══ INFORMATION
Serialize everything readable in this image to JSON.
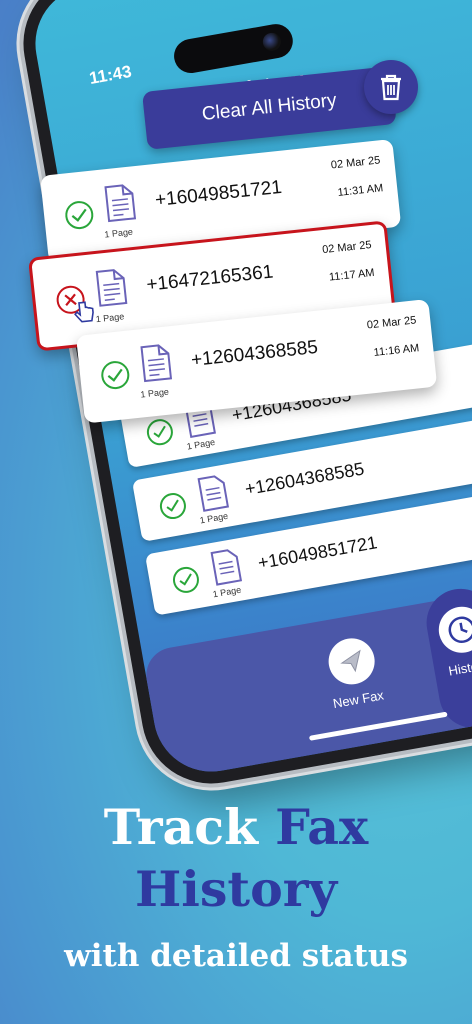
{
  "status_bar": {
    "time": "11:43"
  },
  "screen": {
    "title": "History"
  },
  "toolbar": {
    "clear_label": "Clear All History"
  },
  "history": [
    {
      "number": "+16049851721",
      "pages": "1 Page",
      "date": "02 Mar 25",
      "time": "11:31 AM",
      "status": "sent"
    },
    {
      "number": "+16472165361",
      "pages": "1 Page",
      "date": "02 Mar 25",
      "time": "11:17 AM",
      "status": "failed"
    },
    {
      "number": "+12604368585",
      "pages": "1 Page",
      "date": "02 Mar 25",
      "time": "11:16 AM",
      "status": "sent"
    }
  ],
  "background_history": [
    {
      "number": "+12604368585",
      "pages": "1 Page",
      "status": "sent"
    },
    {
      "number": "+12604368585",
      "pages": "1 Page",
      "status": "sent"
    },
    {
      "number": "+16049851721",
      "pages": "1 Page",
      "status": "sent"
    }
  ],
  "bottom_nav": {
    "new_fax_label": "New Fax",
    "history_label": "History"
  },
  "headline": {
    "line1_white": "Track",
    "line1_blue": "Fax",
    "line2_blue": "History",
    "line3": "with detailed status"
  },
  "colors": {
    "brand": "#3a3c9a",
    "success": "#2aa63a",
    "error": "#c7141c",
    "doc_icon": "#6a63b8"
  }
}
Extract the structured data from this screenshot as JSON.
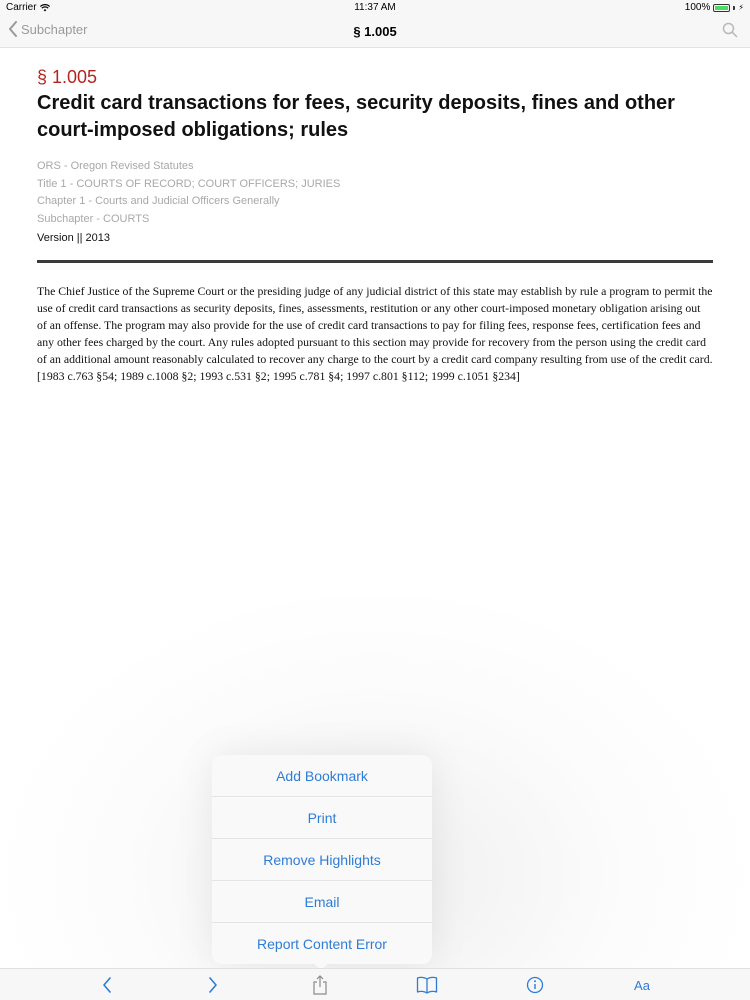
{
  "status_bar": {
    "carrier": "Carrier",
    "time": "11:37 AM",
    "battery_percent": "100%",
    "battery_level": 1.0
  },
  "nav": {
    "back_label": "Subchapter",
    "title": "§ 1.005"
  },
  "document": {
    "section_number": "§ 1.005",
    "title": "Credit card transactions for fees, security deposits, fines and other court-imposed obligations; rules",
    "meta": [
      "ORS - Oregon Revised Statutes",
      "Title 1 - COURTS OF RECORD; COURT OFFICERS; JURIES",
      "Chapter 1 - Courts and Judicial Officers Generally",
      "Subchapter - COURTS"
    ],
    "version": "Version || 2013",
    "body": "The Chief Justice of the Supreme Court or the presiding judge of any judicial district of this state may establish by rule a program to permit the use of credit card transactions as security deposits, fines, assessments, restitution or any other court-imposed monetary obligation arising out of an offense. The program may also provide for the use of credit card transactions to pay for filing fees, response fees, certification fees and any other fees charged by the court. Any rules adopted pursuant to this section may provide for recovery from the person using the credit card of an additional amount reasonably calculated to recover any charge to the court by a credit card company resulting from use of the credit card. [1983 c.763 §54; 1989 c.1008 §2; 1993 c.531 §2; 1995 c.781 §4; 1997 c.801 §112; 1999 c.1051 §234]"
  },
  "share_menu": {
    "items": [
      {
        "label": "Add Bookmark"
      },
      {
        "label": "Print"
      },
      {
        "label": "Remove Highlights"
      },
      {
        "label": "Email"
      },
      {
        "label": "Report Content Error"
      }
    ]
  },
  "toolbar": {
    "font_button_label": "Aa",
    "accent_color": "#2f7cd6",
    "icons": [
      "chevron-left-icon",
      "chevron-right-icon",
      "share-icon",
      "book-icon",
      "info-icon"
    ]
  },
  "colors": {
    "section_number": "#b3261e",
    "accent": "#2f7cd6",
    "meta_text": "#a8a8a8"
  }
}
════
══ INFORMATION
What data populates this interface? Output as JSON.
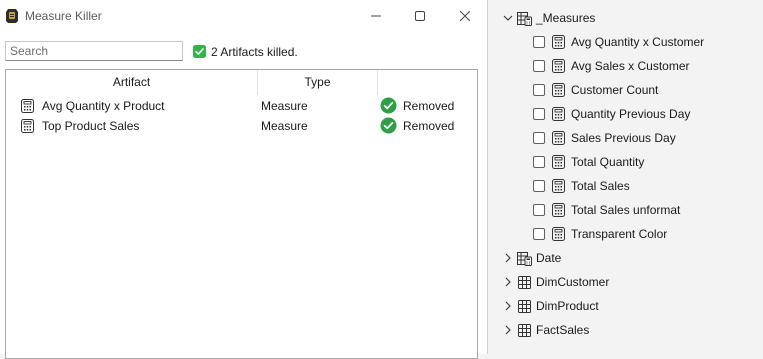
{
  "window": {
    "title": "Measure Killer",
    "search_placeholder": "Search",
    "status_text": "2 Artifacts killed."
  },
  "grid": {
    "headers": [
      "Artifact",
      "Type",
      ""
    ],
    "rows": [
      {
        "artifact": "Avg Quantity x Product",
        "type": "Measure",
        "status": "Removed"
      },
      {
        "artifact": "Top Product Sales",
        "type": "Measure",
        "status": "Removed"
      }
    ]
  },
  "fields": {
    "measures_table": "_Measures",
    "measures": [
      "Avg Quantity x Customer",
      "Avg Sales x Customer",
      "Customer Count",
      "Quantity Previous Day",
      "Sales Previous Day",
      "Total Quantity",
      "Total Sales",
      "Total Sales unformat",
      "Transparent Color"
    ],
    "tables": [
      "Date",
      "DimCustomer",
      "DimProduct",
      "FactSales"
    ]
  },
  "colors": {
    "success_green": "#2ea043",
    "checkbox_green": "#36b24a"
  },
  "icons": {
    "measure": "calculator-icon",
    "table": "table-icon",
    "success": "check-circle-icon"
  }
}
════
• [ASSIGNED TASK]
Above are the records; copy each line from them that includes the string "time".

• [RESULT]
    "time": "11:43"
      "time": "11:31 AM",
      "time": "11:17 AM",
      "time": "11:16 AM",
    "time": "11:37 AM",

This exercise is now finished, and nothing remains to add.